The Nobel Peace Prize award ceremony, which is going to take place in Oslo on December 10, has stirred controversy already. The awarding of the prize to Chinese dissident Liu Xiaobo has entailed harsh reactions from China. In addition, officials of 19 countries decided not to attend the upcoming ceremony in Norway.
The story began in October, when the Nobel Peace Prize Committee decided to award the prize to 54-year-old Liu Xiaobo for his continuous and non-violent struggle for fundamental human rights in China. The Chinese administration set out its concerns about the committee's choice immediately. Many news websites on mainland China were blocked.
The winner of the prize is known for his opposition to the Communist Party of China. In 1989, he participated in the infamous protest action with other dissidents on Tiananmen Square. Two years ago, Liu Xiaobo became one of the authors of Charter 08 manifesto, which urged the 1.5-billion-strong nation to introduce a multiparty system of power.

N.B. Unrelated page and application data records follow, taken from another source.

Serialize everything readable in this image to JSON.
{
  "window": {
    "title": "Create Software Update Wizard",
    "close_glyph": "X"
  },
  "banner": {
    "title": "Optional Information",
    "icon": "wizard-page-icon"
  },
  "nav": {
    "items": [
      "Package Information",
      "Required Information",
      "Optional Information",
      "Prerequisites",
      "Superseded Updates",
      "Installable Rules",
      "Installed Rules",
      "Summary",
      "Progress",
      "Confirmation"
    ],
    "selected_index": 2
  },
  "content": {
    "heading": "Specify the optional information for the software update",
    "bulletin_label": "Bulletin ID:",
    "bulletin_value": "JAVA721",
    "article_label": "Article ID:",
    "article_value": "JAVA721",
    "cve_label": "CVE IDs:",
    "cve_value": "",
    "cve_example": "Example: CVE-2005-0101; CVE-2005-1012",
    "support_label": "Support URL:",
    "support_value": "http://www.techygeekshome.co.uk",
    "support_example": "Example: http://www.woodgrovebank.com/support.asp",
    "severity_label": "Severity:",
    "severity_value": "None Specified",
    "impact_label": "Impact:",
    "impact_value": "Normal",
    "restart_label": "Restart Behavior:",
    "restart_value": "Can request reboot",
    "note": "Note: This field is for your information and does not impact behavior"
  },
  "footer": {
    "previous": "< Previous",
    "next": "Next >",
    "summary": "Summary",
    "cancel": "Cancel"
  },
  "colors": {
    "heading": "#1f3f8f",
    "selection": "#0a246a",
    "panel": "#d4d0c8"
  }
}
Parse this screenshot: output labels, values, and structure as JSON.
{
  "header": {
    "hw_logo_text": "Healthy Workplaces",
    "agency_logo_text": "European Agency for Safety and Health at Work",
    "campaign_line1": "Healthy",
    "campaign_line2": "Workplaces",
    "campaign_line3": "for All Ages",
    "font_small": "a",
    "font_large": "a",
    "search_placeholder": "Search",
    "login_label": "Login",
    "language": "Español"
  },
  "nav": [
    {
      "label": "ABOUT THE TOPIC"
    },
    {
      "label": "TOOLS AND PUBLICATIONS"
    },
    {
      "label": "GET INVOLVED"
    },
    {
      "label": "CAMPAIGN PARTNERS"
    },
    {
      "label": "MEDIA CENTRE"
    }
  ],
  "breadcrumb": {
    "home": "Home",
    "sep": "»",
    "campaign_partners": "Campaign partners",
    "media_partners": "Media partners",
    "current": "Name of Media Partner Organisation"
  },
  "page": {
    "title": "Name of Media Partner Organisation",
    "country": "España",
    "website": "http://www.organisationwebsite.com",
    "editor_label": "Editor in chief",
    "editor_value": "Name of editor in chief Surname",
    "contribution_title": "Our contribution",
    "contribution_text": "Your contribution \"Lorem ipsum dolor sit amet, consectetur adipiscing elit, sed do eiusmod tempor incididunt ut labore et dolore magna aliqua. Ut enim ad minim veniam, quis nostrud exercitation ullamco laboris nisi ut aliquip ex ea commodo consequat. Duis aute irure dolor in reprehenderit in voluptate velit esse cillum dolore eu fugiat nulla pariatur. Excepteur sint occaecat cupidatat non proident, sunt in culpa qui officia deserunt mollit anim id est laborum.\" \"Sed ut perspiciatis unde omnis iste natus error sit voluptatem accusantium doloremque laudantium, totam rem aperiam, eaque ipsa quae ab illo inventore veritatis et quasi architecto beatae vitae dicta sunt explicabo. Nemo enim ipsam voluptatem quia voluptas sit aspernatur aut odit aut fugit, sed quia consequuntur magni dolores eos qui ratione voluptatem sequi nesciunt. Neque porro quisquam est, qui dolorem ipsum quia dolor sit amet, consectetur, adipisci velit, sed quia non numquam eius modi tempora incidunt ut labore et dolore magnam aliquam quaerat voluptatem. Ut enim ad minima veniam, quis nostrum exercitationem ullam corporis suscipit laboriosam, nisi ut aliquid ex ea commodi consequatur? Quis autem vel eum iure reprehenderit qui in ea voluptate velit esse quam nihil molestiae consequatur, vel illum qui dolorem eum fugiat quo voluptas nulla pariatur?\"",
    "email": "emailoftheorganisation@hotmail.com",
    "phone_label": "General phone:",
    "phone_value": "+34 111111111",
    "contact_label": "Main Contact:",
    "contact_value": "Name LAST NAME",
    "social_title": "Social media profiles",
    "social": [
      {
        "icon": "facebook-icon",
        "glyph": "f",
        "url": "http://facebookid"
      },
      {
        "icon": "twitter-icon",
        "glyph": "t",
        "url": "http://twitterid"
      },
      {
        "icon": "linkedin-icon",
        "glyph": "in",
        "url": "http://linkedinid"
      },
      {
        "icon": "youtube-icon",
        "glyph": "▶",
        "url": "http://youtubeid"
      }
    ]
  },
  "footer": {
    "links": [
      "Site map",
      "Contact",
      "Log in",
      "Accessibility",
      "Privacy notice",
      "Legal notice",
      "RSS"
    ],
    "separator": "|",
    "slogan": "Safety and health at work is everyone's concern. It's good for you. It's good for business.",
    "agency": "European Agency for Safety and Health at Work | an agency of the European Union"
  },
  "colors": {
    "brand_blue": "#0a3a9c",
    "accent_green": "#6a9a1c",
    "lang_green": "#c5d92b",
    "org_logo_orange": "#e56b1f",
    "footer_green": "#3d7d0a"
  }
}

As soon as Charter 08 was made public, Liu Xiaobo was arrested and jailed. In December of 2009, he was sentenced to eleven years in prison for agitating the subversion of state power and the socialist regime. His wife was taken under house arrest. Many Western human rights activists expressed their protests against such actions, but the expressed concerns showed no influence on the leadership of China.
As a result, the West decided to award the Nobel Peace Prize to the dissident. China responded immediately. The Asian giant suspended commercial negotiations and warned of serious consequences that could occur for the countries which decided not to boycott the ceremony in Oslo. What is more, China is not going to let Liu Xiaobo travel to Norway to receive the prize worth 10 million Norwegian kroner.
Russian officials are not going to attend the award ceremony either. However, it was said that the Russian ambassador to Norway would have to go on a business trip which could not be delayed. Officials of the Russian Foreign Affairs Ministry emphasized that the decision was not connected with China's pressure.
The list of boycotters includes Ukraine, Kazakhstan, Serbia, Vietnam, Pakistan, Morocco, Egypt, Iran, Iraq, Saudi Arabia, Afghanistan, Tunisia, Sudan, Philippines, Cuba, Venezuela and Columbia.
Officials of all these countries resorted to various circumstances in their explanations. However, no one said a word about pressure from China.
Yevgeny Khakimullin, a Russian expert for China, said in an interview with Pravda.Ru that the decision to award the Nobel Peace Prize to the Chinese dissident shows that the West is highly concerned about the alleged violation of human rights in China.
"The West wants to find levels of influence for China. They want China to deal with its internal issues and stay away from geopolitical questions. The speedy growth of the Chinese economy makes the nation's leadership work more actively on the international arena.
"As for the Western support of anti-Chinese forces, this type of politics was used against the Soviet Union, but with China it will not work. China does not have its Gorbachevs or Yeltsins. The Chinese administration is more or less monolithic, and it is not going to give up on its power. The Communist Party of China reasonably invests in poorly developed provinces, where the West tried to organize anti-Chinese riots. In the long run, the West is not going to ruin its relations with China because the latter will soon turn into one of the world's major superpowers.
"The fact that so many countries did not send their officials to Oslo means that China's influence in the world is growing steadily. Russia, Kazakhstan and Vietnam are China's neighbors, and they are strongly determined to develop their ties with this country in the future. Iran and Sudan are the so-called rogue states for the West, but it does not stop them from developing their own ties with the Asian power. For Cuba and Venezuela, China is the key trade partner and ally in the opposition to the USA. Pakistan sees China as its natural ally in the opposition to India.
"As for Serbia, this country has special relations with the Nobel Committee. Two years ago, the Nobel Peace Prize was awarded to Martti Ahtisaari, who authored the plan to separate Kosovo from Serbia. China still supports the Serbians as far as this problem is concerned," the expert said.
After a trip to Russia, Polish writer Maya Wolny concluded that the West did not even have a close idea of how things really were in the Russian Federation.